# Component data from apps and pages
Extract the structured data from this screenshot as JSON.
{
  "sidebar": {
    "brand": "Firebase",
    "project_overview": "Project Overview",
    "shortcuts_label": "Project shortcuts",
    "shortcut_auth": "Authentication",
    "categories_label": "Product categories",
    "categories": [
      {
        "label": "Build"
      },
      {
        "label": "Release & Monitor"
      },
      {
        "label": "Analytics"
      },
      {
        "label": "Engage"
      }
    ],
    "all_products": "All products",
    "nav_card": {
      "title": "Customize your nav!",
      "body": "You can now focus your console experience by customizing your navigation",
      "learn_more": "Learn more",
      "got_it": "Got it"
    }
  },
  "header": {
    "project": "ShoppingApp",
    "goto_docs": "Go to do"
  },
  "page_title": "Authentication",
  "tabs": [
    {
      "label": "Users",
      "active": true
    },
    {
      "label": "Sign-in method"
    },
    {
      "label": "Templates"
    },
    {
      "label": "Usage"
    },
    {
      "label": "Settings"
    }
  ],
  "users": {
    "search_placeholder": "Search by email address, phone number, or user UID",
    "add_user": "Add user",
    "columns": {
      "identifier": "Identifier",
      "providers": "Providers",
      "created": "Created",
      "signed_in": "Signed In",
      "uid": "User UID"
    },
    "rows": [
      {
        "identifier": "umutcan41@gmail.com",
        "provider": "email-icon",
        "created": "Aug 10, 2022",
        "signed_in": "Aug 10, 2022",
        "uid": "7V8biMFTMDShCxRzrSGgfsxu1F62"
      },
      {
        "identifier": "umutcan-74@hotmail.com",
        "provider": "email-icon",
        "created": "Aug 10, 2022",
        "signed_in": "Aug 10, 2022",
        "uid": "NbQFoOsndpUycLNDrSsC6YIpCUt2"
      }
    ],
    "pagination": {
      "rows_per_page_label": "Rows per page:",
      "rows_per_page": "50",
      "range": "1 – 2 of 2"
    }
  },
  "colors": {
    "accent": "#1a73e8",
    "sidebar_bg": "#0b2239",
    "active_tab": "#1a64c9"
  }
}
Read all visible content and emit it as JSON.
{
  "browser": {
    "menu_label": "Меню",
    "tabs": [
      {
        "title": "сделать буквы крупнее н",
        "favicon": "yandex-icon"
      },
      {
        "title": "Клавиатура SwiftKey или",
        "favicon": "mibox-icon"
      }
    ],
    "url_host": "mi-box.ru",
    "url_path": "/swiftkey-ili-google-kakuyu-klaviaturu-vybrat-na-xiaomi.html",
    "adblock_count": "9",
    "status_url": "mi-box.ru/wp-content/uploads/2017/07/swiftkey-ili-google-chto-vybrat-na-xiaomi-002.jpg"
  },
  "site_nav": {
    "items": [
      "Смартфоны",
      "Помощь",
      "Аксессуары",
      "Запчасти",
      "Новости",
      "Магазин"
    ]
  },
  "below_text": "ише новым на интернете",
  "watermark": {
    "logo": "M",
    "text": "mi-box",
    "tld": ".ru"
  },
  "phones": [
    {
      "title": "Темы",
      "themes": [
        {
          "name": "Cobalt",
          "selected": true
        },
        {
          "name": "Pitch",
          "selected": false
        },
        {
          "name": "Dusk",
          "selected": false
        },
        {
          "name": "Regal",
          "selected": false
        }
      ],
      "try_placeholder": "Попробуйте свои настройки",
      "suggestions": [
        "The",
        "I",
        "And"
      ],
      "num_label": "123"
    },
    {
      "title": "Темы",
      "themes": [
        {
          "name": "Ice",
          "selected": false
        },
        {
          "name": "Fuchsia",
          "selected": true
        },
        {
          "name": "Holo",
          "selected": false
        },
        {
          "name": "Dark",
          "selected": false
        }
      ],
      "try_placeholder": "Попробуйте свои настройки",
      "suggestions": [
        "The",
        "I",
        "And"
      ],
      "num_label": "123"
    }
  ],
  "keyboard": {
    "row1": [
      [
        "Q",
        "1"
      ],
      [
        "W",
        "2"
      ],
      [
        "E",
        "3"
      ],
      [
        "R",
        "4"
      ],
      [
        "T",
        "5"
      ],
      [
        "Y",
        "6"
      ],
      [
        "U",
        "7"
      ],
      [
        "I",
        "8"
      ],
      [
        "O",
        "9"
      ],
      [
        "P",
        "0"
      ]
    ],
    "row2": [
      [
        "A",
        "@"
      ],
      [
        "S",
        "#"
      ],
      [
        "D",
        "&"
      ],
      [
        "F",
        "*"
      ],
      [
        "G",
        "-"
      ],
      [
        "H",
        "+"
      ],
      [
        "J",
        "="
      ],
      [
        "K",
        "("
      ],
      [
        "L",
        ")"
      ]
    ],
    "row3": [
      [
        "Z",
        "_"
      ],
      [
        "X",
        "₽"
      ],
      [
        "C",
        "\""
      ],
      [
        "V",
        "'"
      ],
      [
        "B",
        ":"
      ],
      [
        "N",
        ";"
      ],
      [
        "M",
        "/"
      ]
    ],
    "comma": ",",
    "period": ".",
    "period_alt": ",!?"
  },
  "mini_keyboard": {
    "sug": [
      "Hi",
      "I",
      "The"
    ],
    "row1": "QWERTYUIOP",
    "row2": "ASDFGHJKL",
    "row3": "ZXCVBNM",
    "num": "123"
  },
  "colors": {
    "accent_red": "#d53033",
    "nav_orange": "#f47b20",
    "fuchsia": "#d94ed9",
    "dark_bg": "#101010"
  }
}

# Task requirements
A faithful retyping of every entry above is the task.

# Exercise answer
Extract the structured data from this screenshot as JSON.
{
  "sidebar": {
    "brand": "Firebase",
    "project_overview": "Project Overview",
    "shortcuts_label": "Project shortcuts",
    "shortcut_auth": "Authentication",
    "categories_label": "Product categories",
    "categories": [
      {
        "label": "Build"
      },
      {
        "label": "Release & Monitor"
      },
      {
        "label": "Analytics"
      },
      {
        "label": "Engage"
      }
    ],
    "all_products": "All products",
    "nav_card": {
      "title": "Customize your nav!",
      "body": "You can now focus your console experience by customizing your navigation",
      "learn_more": "Learn more",
      "got_it": "Got it"
    }
  },
  "header": {
    "project": "ShoppingApp",
    "goto_docs": "Go to do"
  },
  "page_title": "Authentication",
  "tabs": [
    {
      "label": "Users",
      "active": true
    },
    {
      "label": "Sign-in method"
    },
    {
      "label": "Templates"
    },
    {
      "label": "Usage"
    },
    {
      "label": "Settings"
    }
  ],
  "users": {
    "search_placeholder": "Search by email address, phone number, or user UID",
    "add_user": "Add user",
    "columns": {
      "identifier": "Identifier",
      "providers": "Providers",
      "created": "Created",
      "signed_in": "Signed In",
      "uid": "User UID"
    },
    "rows": [
      {
        "identifier": "umutcan41@gmail.com",
        "provider": "email-icon",
        "created": "Aug 10, 2022",
        "signed_in": "Aug 10, 2022",
        "uid": "7V8biMFTMDShCxRzrSGgfsxu1F62"
      },
      {
        "identifier": "umutcan-74@hotmail.com",
        "provider": "email-icon",
        "created": "Aug 10, 2022",
        "signed_in": "Aug 10, 2022",
        "uid": "NbQFoOsndpUycLNDrSsC6YIpCUt2"
      }
    ],
    "pagination": {
      "rows_per_page_label": "Rows per page:",
      "rows_per_page": "50",
      "range": "1 – 2 of 2"
    }
  },
  "colors": {
    "accent": "#1a73e8",
    "sidebar_bg": "#0b2239",
    "active_tab": "#1a64c9"
  }
}
Read all visible content and emit it as JSON.
{
  "browser": {
    "menu_label": "Меню",
    "tabs": [
      {
        "title": "сделать буквы крупнее н",
        "favicon": "yandex-icon"
      },
      {
        "title": "Клавиатура SwiftKey или",
        "favicon": "mibox-icon"
      }
    ],
    "url_host": "mi-box.ru",
    "url_path": "/swiftkey-ili-google-kakuyu-klaviaturu-vybrat-na-xiaomi.html",
    "adblock_count": "9",
    "status_url": "mi-box.ru/wp-content/uploads/2017/07/swiftkey-ili-google-chto-vybrat-na-xiaomi-002.jpg"
  },
  "site_nav": {
    "items": [
      "Смартфоны",
      "Помощь",
      "Аксессуары",
      "Запчасти",
      "Новости",
      "Магазин"
    ]
  },
  "below_text": "ише новым на интернете",
  "watermark": {
    "logo": "M",
    "text": "mi-box",
    "tld": ".ru"
  },
  "phones": [
    {
      "title": "Темы",
      "themes": [
        {
          "name": "Cobalt",
          "selected": true
        },
        {
          "name": "Pitch",
          "selected": false
        },
        {
          "name": "Dusk",
          "selected": false
        },
        {
          "name": "Regal",
          "selected": false
        }
      ],
      "try_placeholder": "Попробуйте свои настройки",
      "suggestions": [
        "The",
        "I",
        "And"
      ],
      "num_label": "123"
    },
    {
      "title": "Темы",
      "themes": [
        {
          "name": "Ice",
          "selected": false
        },
        {
          "name": "Fuchsia",
          "selected": true
        },
        {
          "name": "Holo",
          "selected": false
        },
        {
          "name": "Dark",
          "selected": false
        }
      ],
      "try_placeholder": "Попробуйте свои настройки",
      "suggestions": [
        "The",
        "I",
        "And"
      ],
      "num_label": "123"
    }
  ],
  "keyboard": {
    "row1": [
      [
        "Q",
        "1"
      ],
      [
        "W",
        "2"
      ],
      [
        "E",
        "3"
      ],
      [
        "R",
        "4"
      ],
      [
        "T",
        "5"
      ],
      [
        "Y",
        "6"
      ],
      [
        "U",
        "7"
      ],
      [
        "I",
        "8"
      ],
      [
        "O",
        "9"
      ],
      [
        "P",
        "0"
      ]
    ],
    "row2": [
      [
        "A",
        "@"
      ],
      [
        "S",
        "#"
      ],
      [
        "D",
        "&"
      ],
      [
        "F",
        "*"
      ],
      [
        "G",
        "-"
      ],
      [
        "H",
        "+"
      ],
      [
        "J",
        "="
      ],
      [
        "K",
        "("
      ],
      [
        "L",
        ")"
      ]
    ],
    "row3": [
      [
        "Z",
        "_"
      ],
      [
        "X",
        "₽"
      ],
      [
        "C",
        "\""
      ],
      [
        "V",
        "'"
      ],
      [
        "B",
        ":"
      ],
      [
        "N",
        ";"
      ],
      [
        "M",
        "/"
      ]
    ],
    "comma": ",",
    "period": ".",
    "period_alt": ",!?"
  },
  "mini_keyboard": {
    "sug": [
      "Hi",
      "I",
      "The"
    ],
    "row1": "QWERTYUIOP",
    "row2": "ASDFGHJKL",
    "row3": "ZXCVBNM",
    "num": "123"
  },
  "colors": {
    "accent_red": "#d53033",
    "nav_orange": "#f47b20",
    "fuchsia": "#d94ed9",
    "dark_bg": "#101010"
  }
}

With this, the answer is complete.